Entries taken from a collection:
<<<<
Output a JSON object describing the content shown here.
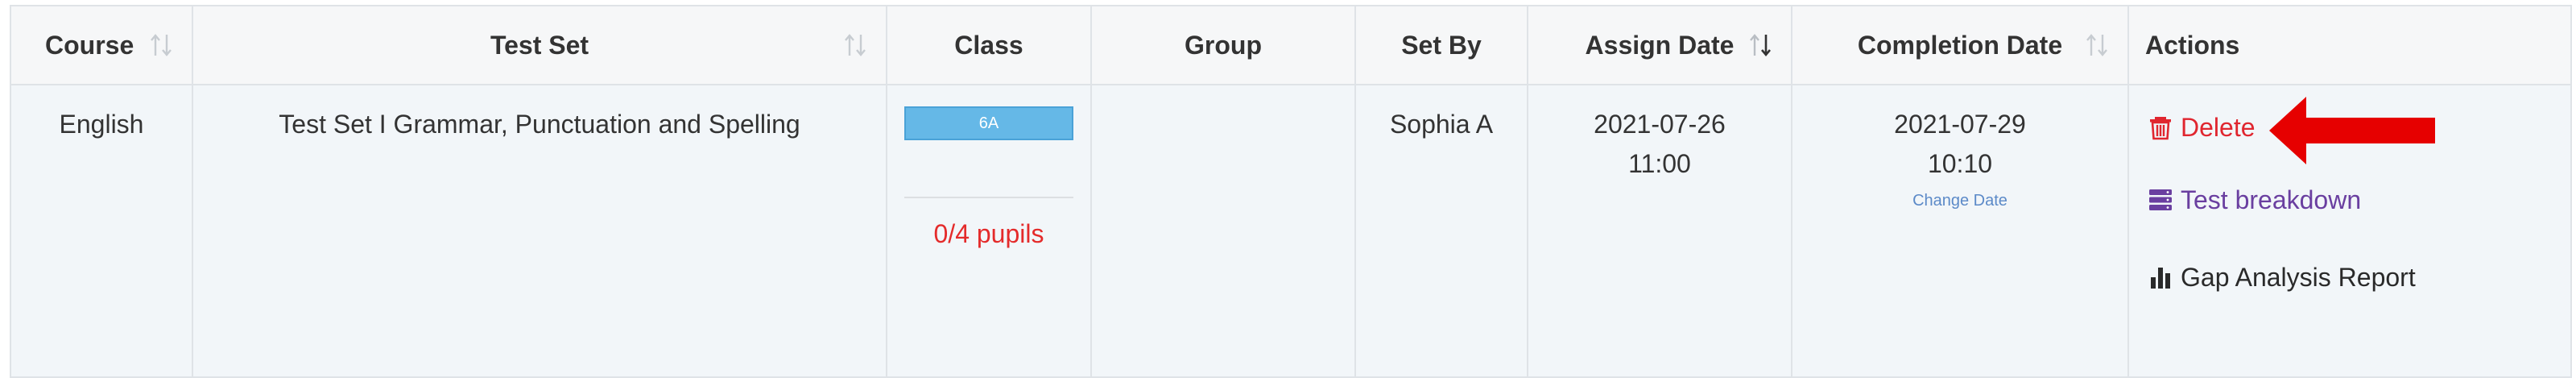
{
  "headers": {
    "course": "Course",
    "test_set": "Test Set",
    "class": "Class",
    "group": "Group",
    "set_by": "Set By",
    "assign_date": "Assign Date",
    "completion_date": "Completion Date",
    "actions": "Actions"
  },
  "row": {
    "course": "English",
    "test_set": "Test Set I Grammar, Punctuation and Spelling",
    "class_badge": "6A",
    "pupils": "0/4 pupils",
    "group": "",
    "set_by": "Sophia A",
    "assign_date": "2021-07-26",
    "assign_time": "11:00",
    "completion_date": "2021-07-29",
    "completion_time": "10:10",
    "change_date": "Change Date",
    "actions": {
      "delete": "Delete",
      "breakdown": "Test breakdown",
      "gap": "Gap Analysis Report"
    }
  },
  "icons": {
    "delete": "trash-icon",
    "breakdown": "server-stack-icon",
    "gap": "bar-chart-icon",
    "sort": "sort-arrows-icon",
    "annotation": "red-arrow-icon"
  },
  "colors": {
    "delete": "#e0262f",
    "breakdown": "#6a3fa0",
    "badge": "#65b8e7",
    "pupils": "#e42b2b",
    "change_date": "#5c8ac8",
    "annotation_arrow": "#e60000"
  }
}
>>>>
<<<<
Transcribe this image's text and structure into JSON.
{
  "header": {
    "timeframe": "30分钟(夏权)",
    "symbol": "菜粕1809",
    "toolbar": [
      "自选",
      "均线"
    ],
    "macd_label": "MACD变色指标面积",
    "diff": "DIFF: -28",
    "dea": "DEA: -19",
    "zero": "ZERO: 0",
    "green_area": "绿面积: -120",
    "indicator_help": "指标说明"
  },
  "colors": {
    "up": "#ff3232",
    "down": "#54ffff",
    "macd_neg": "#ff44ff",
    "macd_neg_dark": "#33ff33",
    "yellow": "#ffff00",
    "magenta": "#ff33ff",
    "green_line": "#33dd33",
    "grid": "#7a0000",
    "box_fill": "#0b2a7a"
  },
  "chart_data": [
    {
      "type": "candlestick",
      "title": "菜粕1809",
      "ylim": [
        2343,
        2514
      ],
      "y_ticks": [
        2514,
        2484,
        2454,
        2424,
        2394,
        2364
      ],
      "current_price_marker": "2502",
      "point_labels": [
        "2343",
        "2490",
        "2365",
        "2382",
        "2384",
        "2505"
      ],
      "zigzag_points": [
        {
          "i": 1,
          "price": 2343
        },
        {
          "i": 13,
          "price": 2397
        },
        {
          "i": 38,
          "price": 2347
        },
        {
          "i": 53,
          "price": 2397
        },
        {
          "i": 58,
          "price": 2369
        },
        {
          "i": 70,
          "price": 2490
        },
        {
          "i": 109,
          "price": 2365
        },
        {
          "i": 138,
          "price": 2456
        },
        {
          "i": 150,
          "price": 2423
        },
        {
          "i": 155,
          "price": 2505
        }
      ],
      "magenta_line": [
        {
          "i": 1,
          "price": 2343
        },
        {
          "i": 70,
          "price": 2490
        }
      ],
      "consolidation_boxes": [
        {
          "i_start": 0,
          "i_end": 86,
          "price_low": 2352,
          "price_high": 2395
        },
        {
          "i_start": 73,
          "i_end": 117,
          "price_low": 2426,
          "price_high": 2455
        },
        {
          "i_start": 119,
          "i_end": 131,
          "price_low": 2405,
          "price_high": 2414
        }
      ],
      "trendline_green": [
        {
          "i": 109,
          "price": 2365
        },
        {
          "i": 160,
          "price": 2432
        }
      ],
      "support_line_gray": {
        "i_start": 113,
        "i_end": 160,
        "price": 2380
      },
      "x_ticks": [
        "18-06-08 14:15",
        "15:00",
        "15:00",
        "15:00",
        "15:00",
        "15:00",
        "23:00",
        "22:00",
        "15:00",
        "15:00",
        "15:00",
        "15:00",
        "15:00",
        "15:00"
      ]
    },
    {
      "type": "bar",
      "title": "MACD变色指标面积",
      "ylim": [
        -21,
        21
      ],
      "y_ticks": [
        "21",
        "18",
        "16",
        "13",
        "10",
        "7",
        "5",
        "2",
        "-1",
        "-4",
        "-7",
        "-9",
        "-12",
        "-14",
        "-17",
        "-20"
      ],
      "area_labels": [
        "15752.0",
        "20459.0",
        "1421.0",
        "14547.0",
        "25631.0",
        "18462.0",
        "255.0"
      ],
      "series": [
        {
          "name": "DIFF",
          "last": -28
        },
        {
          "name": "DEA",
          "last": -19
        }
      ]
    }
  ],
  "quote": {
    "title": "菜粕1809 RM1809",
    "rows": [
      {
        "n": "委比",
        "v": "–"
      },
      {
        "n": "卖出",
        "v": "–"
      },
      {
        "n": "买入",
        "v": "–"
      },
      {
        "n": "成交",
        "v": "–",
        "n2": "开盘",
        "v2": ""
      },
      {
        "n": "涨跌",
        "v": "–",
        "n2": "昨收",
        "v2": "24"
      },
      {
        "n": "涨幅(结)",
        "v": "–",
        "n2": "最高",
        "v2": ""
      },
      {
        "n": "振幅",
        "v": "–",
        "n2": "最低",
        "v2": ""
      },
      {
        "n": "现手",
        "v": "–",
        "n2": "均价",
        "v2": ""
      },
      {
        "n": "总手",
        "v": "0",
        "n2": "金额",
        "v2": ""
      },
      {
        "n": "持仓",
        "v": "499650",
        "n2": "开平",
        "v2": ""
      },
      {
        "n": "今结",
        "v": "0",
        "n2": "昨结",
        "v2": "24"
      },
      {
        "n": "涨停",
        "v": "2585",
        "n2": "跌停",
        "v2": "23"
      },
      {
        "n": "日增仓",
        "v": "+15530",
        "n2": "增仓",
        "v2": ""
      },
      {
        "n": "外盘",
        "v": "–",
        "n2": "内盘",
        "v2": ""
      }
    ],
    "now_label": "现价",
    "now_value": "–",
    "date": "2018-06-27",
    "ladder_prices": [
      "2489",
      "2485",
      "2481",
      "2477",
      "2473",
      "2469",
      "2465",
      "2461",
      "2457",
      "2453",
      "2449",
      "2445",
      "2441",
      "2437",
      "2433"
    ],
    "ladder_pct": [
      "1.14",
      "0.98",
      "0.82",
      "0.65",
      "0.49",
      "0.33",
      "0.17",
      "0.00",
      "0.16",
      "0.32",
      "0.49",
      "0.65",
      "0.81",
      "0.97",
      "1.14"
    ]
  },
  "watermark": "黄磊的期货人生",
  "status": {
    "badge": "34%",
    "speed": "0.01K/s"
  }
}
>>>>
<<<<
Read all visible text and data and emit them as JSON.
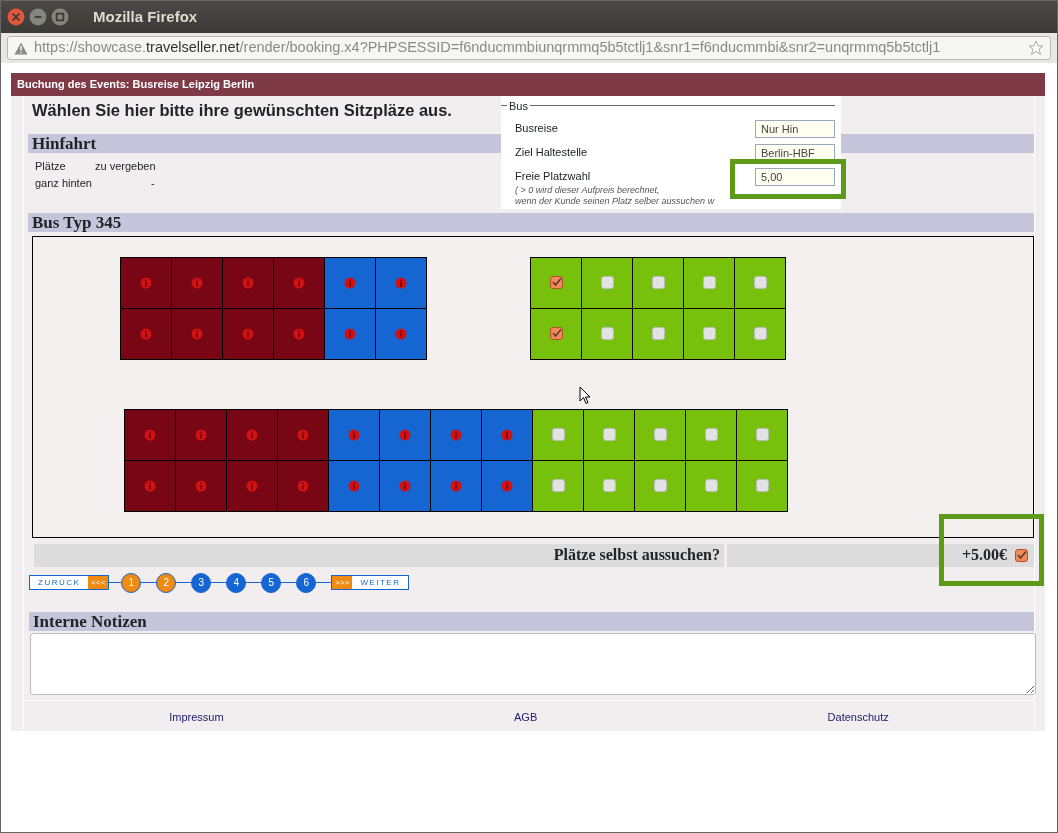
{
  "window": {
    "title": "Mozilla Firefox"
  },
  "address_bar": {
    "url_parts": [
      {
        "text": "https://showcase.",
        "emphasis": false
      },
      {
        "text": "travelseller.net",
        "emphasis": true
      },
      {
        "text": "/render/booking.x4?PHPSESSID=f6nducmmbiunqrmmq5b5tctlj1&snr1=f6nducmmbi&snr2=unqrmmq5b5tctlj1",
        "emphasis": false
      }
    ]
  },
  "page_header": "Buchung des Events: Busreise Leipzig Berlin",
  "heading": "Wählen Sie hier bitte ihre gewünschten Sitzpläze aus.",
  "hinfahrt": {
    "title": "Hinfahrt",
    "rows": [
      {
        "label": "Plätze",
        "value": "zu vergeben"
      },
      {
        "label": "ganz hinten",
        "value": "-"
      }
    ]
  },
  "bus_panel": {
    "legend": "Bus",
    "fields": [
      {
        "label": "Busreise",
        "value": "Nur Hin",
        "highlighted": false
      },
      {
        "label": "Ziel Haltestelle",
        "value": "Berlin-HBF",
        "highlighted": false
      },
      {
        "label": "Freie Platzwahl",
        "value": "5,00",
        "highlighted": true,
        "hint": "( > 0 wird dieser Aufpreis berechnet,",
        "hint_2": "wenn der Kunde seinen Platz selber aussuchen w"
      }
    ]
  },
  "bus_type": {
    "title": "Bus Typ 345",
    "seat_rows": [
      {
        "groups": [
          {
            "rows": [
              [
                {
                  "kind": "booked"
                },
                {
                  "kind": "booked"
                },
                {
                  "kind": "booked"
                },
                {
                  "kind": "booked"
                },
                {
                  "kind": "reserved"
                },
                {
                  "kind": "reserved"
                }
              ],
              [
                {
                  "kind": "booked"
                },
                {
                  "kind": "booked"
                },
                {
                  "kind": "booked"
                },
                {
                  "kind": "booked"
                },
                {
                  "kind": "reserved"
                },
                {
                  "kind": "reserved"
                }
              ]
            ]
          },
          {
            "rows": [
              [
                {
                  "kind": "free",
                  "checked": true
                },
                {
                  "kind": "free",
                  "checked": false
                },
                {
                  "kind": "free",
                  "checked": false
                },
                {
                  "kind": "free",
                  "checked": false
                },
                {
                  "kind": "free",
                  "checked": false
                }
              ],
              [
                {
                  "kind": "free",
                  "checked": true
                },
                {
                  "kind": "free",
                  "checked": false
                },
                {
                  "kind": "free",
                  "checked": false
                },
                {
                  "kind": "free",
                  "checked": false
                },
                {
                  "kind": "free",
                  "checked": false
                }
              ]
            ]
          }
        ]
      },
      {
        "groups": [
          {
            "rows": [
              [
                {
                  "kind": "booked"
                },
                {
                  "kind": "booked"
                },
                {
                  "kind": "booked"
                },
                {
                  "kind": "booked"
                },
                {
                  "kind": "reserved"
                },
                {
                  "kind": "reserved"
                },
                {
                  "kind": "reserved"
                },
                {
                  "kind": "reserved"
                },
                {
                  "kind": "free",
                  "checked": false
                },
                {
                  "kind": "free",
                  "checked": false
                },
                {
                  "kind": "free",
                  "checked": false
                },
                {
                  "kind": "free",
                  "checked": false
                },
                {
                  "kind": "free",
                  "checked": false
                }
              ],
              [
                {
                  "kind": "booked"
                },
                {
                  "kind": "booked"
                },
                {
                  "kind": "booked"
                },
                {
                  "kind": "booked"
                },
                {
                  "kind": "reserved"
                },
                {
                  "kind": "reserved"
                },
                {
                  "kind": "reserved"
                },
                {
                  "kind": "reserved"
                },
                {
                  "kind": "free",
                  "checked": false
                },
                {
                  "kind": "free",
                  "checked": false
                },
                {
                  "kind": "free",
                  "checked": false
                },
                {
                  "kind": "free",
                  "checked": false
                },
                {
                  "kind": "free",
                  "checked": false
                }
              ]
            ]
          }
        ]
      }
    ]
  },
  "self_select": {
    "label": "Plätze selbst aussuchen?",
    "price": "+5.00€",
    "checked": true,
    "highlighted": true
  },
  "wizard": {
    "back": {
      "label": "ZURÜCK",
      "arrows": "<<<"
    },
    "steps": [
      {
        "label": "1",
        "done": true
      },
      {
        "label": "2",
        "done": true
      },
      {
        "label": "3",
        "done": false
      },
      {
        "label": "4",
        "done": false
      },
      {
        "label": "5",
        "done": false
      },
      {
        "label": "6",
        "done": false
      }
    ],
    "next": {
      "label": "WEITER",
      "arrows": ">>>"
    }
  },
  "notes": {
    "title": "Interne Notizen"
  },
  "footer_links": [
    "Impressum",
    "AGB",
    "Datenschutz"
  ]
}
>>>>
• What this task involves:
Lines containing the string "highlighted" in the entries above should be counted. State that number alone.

• Response below:
4